Dow Drops After Election

By on

Barron’s reports the Dow Jones Industrial Average has dropped over 300 points this morning following President Obama’s re-election, “its lowest intraday level since Aug. 3. Ouch.” That’s 2.3 percent.

It also happened in 2008 after he won, the article says…

As one trader reminds us, the market also sold off hard when President Obama was first elected. Granted, it was an entirely different environment back in 2008 — a crisis environment. But I find it pretty amusing nonetheless. President Obama has been a friend of the stock market — a pretty amazingly good friend if you start the clock in January 2009 and end it this week. His first term was a great time to buy stocks if you had some powder dry. No matter — the threat of the fiscal cliff is apparently enough to get investors genuinely worried.

Over at the Wall Street Journal post-election live blog, they say this is “just investors unwrapping their Christmas presents early”…

Am I nuts, or is this selloff just basically a big sell-on-the-news, profit-taking, lock-in-the-gains type event?

I mean, stocks have had a really good year, all things considered. Profits have been shrinking, Europe remains an albatross around the global economy’s neck, and the Fed’s gone all-in.

So looking at a still split federal government, the fiscal cliff, etc., why not just take your winnings now, and take the current, known tax rates?

Sign up for our free newsletter

Like this article? Sign up for our newsletter and we'll send you a regular digest of our newest stories, full of money saving tips and advice, free! We'll also email you a PDF of Stacy Johnson's "205 Ways to Save Money" as soon as you've subscribed. It's full of great tips that'll help you save a ton of extra cash. It doesn't cost a dime, so why wait? Click here to sign up now.

Check out our hottest deals!

We're always adding new deals and coupons that'll save you big bucks. See the deals to the right and hundreds more in our Deals section.

Click here to explore 1,395 more deals!

Comments & discussion

We welcome your opinions, but let’s keep it civil. Like many businesses, we reserve the right to refuse service to anyone. In our case, that means those who communicate by name-calling, racism, using words designed to hurt others or generally acting like an uninformed bully.
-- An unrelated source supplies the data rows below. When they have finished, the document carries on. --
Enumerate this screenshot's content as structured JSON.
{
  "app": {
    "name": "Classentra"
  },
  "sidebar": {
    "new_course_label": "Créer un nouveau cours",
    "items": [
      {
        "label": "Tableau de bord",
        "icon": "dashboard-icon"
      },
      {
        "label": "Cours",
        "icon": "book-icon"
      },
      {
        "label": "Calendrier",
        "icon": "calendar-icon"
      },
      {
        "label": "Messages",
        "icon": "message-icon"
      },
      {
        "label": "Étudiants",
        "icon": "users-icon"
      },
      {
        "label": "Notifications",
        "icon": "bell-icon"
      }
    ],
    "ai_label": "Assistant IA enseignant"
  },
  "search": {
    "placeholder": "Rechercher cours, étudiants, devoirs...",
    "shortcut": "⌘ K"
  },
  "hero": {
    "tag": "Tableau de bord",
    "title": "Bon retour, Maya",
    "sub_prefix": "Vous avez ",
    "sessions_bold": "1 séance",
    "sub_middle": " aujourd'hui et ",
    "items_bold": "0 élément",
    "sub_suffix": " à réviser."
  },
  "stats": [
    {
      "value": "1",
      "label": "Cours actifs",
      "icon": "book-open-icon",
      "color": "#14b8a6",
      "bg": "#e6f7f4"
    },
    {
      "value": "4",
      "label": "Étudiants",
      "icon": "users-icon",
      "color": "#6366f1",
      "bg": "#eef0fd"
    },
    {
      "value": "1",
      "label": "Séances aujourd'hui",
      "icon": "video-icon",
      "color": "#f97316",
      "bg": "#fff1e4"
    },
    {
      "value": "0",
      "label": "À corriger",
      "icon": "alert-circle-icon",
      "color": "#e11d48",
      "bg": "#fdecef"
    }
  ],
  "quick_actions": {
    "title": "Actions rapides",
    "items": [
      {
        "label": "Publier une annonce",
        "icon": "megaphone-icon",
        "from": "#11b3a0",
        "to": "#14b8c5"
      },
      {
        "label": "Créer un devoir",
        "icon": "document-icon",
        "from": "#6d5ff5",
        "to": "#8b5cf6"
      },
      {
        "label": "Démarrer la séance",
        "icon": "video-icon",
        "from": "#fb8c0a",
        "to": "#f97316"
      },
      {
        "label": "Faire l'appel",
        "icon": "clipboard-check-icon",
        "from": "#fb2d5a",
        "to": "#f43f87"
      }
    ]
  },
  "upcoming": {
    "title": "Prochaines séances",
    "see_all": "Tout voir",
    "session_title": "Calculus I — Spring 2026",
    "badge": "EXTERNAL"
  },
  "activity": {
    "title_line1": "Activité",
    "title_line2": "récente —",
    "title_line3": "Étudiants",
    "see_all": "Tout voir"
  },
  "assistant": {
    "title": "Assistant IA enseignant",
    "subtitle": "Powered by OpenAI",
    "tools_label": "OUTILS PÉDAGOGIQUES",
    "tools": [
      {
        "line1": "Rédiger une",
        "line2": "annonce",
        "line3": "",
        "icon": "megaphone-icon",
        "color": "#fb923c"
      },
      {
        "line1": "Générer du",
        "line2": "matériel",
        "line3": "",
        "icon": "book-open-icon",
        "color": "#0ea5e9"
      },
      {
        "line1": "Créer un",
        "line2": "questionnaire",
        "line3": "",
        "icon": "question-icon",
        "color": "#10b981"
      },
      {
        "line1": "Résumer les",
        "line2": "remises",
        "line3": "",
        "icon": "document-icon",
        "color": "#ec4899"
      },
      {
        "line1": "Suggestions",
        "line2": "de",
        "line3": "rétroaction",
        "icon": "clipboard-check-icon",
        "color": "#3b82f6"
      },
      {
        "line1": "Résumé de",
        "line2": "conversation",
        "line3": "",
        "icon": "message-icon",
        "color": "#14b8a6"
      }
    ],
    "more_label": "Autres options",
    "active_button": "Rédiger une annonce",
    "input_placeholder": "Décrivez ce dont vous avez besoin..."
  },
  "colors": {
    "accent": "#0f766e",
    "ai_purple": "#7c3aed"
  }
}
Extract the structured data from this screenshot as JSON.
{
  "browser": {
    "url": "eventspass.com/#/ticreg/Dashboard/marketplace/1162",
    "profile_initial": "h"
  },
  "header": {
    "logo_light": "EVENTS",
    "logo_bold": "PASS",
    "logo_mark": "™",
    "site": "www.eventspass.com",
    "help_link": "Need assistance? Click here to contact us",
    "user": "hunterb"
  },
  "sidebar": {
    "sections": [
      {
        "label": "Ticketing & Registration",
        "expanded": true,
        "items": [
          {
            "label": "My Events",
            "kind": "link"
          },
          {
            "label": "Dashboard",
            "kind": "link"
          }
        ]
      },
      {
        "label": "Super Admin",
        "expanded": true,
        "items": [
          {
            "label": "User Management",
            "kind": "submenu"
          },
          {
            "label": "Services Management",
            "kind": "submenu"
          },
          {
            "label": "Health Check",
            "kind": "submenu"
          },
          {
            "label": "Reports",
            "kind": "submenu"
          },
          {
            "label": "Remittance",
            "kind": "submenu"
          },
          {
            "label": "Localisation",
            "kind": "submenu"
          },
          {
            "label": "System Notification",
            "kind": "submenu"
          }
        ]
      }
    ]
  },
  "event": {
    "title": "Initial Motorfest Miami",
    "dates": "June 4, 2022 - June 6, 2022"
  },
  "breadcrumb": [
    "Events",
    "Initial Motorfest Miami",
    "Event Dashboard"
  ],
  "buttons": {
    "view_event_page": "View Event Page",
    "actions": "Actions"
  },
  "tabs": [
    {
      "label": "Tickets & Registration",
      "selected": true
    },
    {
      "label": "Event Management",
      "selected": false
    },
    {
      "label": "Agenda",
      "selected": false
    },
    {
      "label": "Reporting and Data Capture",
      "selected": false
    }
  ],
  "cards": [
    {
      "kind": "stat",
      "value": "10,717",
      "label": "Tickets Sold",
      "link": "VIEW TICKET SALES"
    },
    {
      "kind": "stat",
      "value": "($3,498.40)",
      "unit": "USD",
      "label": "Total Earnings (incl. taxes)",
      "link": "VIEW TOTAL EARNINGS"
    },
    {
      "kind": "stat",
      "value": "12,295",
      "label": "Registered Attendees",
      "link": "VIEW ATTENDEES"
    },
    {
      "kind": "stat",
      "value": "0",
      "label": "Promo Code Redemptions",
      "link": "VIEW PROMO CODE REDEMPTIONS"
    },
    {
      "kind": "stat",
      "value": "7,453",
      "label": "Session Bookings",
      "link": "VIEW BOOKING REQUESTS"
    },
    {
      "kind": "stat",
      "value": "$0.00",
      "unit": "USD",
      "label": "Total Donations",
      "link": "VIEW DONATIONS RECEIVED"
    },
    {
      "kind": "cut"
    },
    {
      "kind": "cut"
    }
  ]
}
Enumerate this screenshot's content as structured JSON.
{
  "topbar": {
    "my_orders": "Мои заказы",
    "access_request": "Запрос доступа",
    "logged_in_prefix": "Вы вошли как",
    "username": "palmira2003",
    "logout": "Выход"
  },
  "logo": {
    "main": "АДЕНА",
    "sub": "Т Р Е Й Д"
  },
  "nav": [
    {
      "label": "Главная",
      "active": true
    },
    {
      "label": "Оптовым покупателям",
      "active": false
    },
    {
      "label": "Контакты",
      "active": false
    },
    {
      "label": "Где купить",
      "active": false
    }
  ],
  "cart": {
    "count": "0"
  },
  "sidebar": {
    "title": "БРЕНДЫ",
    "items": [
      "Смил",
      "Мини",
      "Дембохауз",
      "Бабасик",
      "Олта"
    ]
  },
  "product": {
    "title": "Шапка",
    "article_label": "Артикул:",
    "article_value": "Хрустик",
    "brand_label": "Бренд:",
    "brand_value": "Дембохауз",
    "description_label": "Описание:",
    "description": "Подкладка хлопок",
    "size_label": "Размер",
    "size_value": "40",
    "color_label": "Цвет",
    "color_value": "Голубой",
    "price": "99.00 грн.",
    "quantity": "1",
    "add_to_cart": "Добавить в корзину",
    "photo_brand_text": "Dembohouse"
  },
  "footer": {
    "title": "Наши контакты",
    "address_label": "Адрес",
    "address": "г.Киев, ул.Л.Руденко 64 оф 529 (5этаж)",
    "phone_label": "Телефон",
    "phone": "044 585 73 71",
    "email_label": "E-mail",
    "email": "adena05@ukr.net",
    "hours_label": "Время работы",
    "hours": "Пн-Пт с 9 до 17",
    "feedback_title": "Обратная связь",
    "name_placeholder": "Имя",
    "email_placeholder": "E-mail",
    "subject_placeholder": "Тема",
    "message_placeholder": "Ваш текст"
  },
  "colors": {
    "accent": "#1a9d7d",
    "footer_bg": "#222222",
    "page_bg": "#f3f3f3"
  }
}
Also, comments that include links to email addresses or commercial websites typically aren't posted. This isn't a place to advertise your business.